Congress has developed a fondness for open letters when it comes to Iran. First came the warning shot signed by 47 Republican senators that touched off a storm of criticism. Not to be outdone, the House checked in with its own bipartisan and more diplomatically stated letter to the President, warning that its members must be satisfied with any agreement before they’ll vote to reduce sanctions.
What lies behind these moves? I think Congress feels left out of foreign policy-making.
I have considerable sympathy for this impulse. Over the decades, too much power has drifted to the President when it comes to foreign affairs. The Congress has been deferential, even timid, in allowing this to happen. And the President has not done a sufficient job of consulting with Congress.
Yet much as I want to see Congress speak up on foreign policy, how it does so matters. The Senate’s letter to Iran was ill-considered and unhelpful.

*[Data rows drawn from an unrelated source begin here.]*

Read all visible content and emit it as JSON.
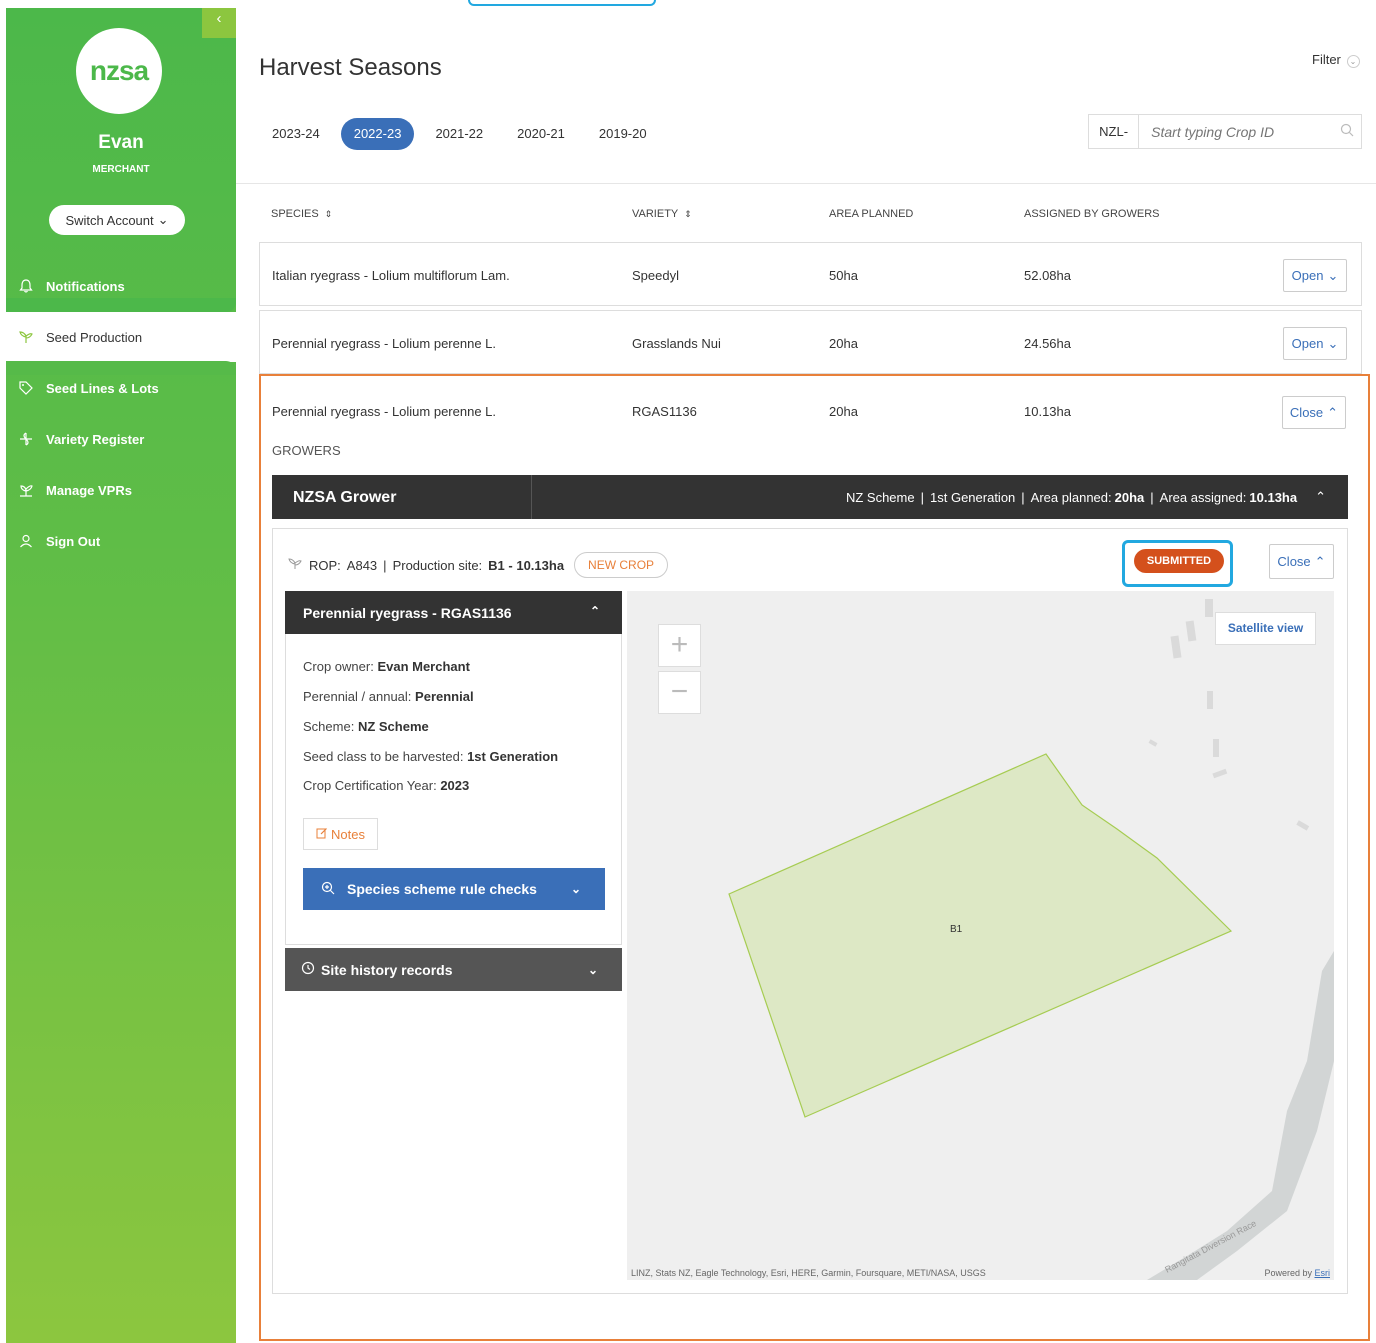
{
  "sidebar": {
    "collapse": "‹",
    "logo": "nzsa",
    "user_name": "Evan",
    "user_role": "MERCHANT",
    "switch_account": "Switch Account",
    "items": [
      {
        "label": "Notifications",
        "icon": "bell-icon"
      },
      {
        "label": "Seed Production",
        "icon": "seedling-icon"
      },
      {
        "label": "Seed Lines & Lots",
        "icon": "tag-icon"
      },
      {
        "label": "Variety Register",
        "icon": "sprout-icon"
      },
      {
        "label": "Manage VPRs",
        "icon": "plant-icon"
      },
      {
        "label": "Sign Out",
        "icon": "user-icon"
      }
    ]
  },
  "header": {
    "title": "Harvest Seasons",
    "filter": "Filter",
    "tabs": [
      "2023-24",
      "2022-23",
      "2021-22",
      "2020-21",
      "2019-20"
    ],
    "active_tab": "2022-23",
    "search_prefix": "NZL-",
    "search_placeholder": "Start typing Crop ID"
  },
  "table": {
    "columns": [
      "SPECIES",
      "VARIETY",
      "AREA PLANNED",
      "ASSIGNED BY GROWERS"
    ],
    "rows": [
      {
        "species": "Italian ryegrass - Lolium multiflorum Lam.",
        "variety": "Speedyl",
        "area_planned": "50ha",
        "assigned": "52.08ha",
        "action": "Open"
      },
      {
        "species": "Perennial ryegrass - Lolium perenne L.",
        "variety": "Grasslands Nui",
        "area_planned": "20ha",
        "assigned": "24.56ha",
        "action": "Open"
      },
      {
        "species": "Perennial ryegrass - Lolium perenne L.",
        "variety": "RGAS1136",
        "area_planned": "20ha",
        "assigned": "10.13ha",
        "action": "Close"
      }
    ]
  },
  "growers": {
    "label": "GROWERS",
    "name": "NZSA Grower",
    "scheme": "NZ Scheme",
    "generation": "1st Generation",
    "area_planned_label": "Area planned:",
    "area_planned": "20ha",
    "area_assigned_label": "Area assigned:",
    "area_assigned": "10.13ha"
  },
  "crop": {
    "rop_label": "ROP:",
    "rop": "A843",
    "site_label": "Production site:",
    "site": "B1 - 10.13ha",
    "new_crop": "NEW CROP",
    "status": "SUBMITTED",
    "close": "Close",
    "panel_title": "Perennial ryegrass - RGAS1136",
    "fields": [
      {
        "label": "Crop owner:",
        "value": "Evan Merchant"
      },
      {
        "label": "Perennial / annual:",
        "value": "Perennial"
      },
      {
        "label": "Scheme:",
        "value": "NZ Scheme"
      },
      {
        "label": "Seed class to be harvested:",
        "value": "1st Generation"
      },
      {
        "label": "Crop Certification Year:",
        "value": "2023"
      }
    ],
    "notes": "Notes",
    "rule_checks": "Species scheme rule checks",
    "site_history": "Site history records"
  },
  "map": {
    "zoom_in": "+",
    "zoom_out": "−",
    "satellite": "Satellite view",
    "paddock_label": "B1",
    "road_label": "Rangitata Diversion Race",
    "credit": "LINZ, Stats NZ, Eagle Technology, Esri, HERE, Garmin, Foursquare, METI/NASA, USGS",
    "powered_prefix": "Powered by",
    "powered_link": "Esri"
  },
  "colors": {
    "sidebar_green": "#4cb84a",
    "sidebar_lime": "#8cc63f",
    "accent_blue": "#3a6fb8",
    "orange": "#e8803a",
    "submitted": "#d4501c",
    "highlight": "#22a8e0",
    "paddock_fill": "#dde8c5",
    "paddock_stroke": "#a6cc52"
  }
}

Its purpose was to defeat the nuclear negotiations, and it undercut the President while he was trying to negotiate a deal with another world leader.
The letter did focus appropriately on presidential use of executive orders to conduct foreign policy, but it wrongly suggested that an executive order on Iran is likely to be reversed by a future president. Presidential deals with other countries are rarely overturned by their successors.
Yet the fact that a president can act on his own does not mean that he should do so. The reliance on executive orders means we have no clear mechanism, or even requirement, for the President to consult and work with Congress on foreign policy. And that’s crucial. The President and the Congress need to consult regularly and in depth before problems come to a head. Sustained and respectful consultation would go a long way toward avoiding the acrimonious contention over foreign policy that we’ve seen of late.
Congress’s bid to reopen this question is not, in and of itself, a bad thing. But if the President and the Congress want to avoid these flare-ups and strengthen the nation’s foreign policy, they should exercise in-depth, sustained consultation.
Lee Hamilton is Distinguished Scholar, Indiana University School of Global and International Studies; Professor of Practice, IU School of Public and Environmental Affairs; and Chairman, Center on Congress at Indiana University. He served as U.S. Representative from Indiana’s 9th Congressional District from 1965-1999. As a public service, Hamilton writes regularly about Congress and what individuals can do to make our representative democracy work better.